16. Interoperability Profiles provide combinations of standards and (sub)profiles for different CIS and identify essential profile elements including:

  • Capability Requirements and other NAF architectural views

  • Characteristic protocols

  • Implementation options

  • Technical standards

  • Service Interoperability Points, and

  • The relationship with other profiles such as the system profile to which an application belongs.

17. The NISP now defines the obligation status of profiles and standards as "mandatory" or "candidate".

  • Mandatory: The application of standards or profiles is enforced for NATO common funded systems in planning, implementing and testing. Nations are required to use the NISP for developing capabilities that support NATO's missions (ie. NATO led operations, projects, programs, contracts and other related tasks). Nations are invited to do the same nationally to promote interoperabilty for federated systems and services.

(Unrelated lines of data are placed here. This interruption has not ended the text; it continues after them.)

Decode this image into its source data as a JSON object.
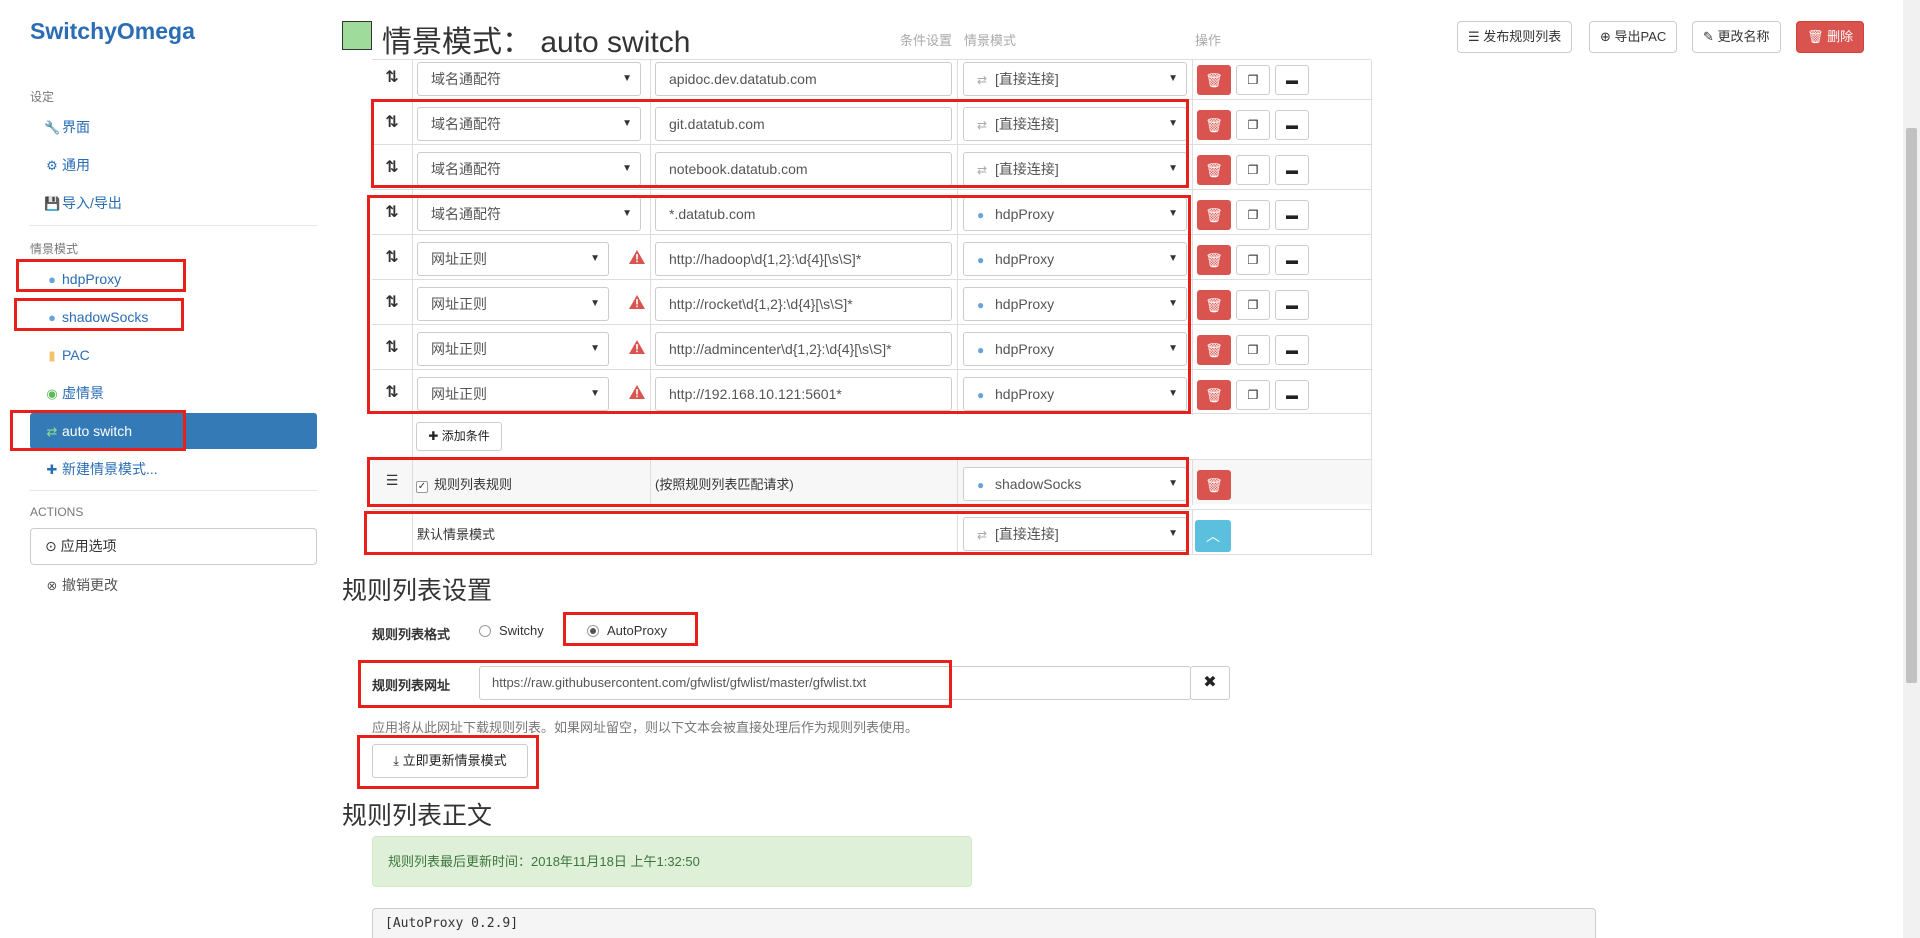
{
  "app": {
    "brand": "SwitchyOmega"
  },
  "sidebar": {
    "settings_header": "设定",
    "settings": [
      {
        "label": "界面",
        "icon": "wrench-icon"
      },
      {
        "label": "通用",
        "icon": "gear-icon"
      },
      {
        "label": "导入/导出",
        "icon": "floppy-icon"
      }
    ],
    "profiles_header": "情景模式",
    "profiles": [
      {
        "label": "hdpProxy",
        "icon": "globe-icon"
      },
      {
        "label": "shadowSocks",
        "icon": "globe-icon"
      },
      {
        "label": "PAC",
        "icon": "file-icon"
      },
      {
        "label": "虚情景",
        "icon": "virtual-icon"
      },
      {
        "label": "auto switch",
        "icon": "retweet-icon",
        "active": true
      },
      {
        "label": "新建情景模式...",
        "icon": "plus-icon"
      }
    ],
    "actions_header": "ACTIONS",
    "apply_label": "应用选项",
    "discard_label": "撤销更改"
  },
  "header": {
    "title": "情景模式： auto switch",
    "swatch_color": "#9fdc9b",
    "publish_label": "发布规则列表",
    "export_label": "导出PAC",
    "rename_label": "更改名称",
    "delete_label": "删除"
  },
  "table": {
    "headers": {
      "condition": "条件设置",
      "profile": "情景模式",
      "ops": "操作"
    },
    "rows": [
      {
        "type": "域名通配符",
        "value": "apidoc.dev.datatub.com",
        "profile": "[直接连接]",
        "direct": true,
        "warn": false
      },
      {
        "type": "域名通配符",
        "value": "git.datatub.com",
        "profile": "[直接连接]",
        "direct": true,
        "warn": false
      },
      {
        "type": "域名通配符",
        "value": "notebook.datatub.com",
        "profile": "[直接连接]",
        "direct": true,
        "warn": false
      },
      {
        "type": "域名通配符",
        "value": "*.datatub.com",
        "profile": "hdpProxy",
        "direct": false,
        "warn": false
      },
      {
        "type": "网址正则",
        "value": "http://hadoop\\d{1,2}:\\d{4}[\\s\\S]*",
        "profile": "hdpProxy",
        "direct": false,
        "warn": true
      },
      {
        "type": "网址正则",
        "value": "http://rocket\\d{1,2}:\\d{4}[\\s\\S]*",
        "profile": "hdpProxy",
        "direct": false,
        "warn": true
      },
      {
        "type": "网址正则",
        "value": "http://admincenter\\d{1,2}:\\d{4}[\\s\\S]*",
        "profile": "hdpProxy",
        "direct": false,
        "warn": true
      },
      {
        "type": "网址正则",
        "value": "http://192.168.10.121:5601*",
        "profile": "hdpProxy",
        "direct": false,
        "warn": true
      }
    ],
    "add_condition_label": "添加条件",
    "rule_list_row": {
      "label": "规则列表规则",
      "checked": true,
      "desc": "(按照规则列表匹配请求)",
      "profile": "shadowSocks"
    },
    "default_row": {
      "label": "默认情景模式",
      "profile": "[直接连接]"
    }
  },
  "rule_list_settings": {
    "heading": "规则列表设置",
    "format_label": "规则列表格式",
    "format_options": [
      "Switchy",
      "AutoProxy"
    ],
    "format_selected": "AutoProxy",
    "url_label": "规则列表网址",
    "url_value": "https://raw.githubusercontent.com/gfwlist/gfwlist/master/gfwlist.txt",
    "help_text": "应用将从此网址下载规则列表。如果网址留空，则以下文本会被直接处理后作为规则列表使用。",
    "update_button": "立即更新情景模式"
  },
  "rule_list_body": {
    "heading": "规则列表正文",
    "last_update": "规则列表最后更新时间：2018年11月18日 上午1:32:50",
    "content_first_line": "[AutoProxy 0.2.9]"
  }
}
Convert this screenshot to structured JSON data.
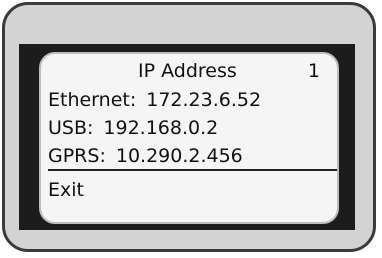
{
  "screen": {
    "title": "IP Address",
    "page_number": "1",
    "rows": [
      {
        "label": "Ethernet:",
        "value": "172.23.6.52"
      },
      {
        "label": "USB:",
        "value": "192.168.0.2"
      },
      {
        "label": "GPRS:",
        "value": "10.290.2.456"
      }
    ],
    "exit_label": "Exit"
  }
}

  • Candidate: The application of a standard or profile shall only be used for the purpose of testing and programme / project planning. The standard or profile must have progressed to a stage in its life-cycle and is sufficiently mature and is expected to be approved by the standardization body in the foreseeable future. This implies, that from a planning perspective, the respective standard or profile is expected to become mandatory during execution of the programme. A candidate standard or profile should not stay in volume 3 for more than 3 years.

18. Profiles shall be updated if referenced standards change. Profiles are dynamic entities by nature. NATO captures this dynamic situation by updating profiles once a year in the NISP. Profile owners are responsible for the versioning of their profiles. Profile reviews are required every 2 years by their owners to ensure their accuracy and continued relevance.

19. Proposed profiles (and standards) can be accepted as candidates in order to follow their developments and to decide if they can be promoted to mandatory standards and profiles. In some cases proposed standards and profiles can be readily accepted directly as mandatory.

20. Interoperability Profiles can reference other Interoperability Profiles to allow for maximal reuse.

21. Further information and guidance on creation of profiles is available in Appendix A.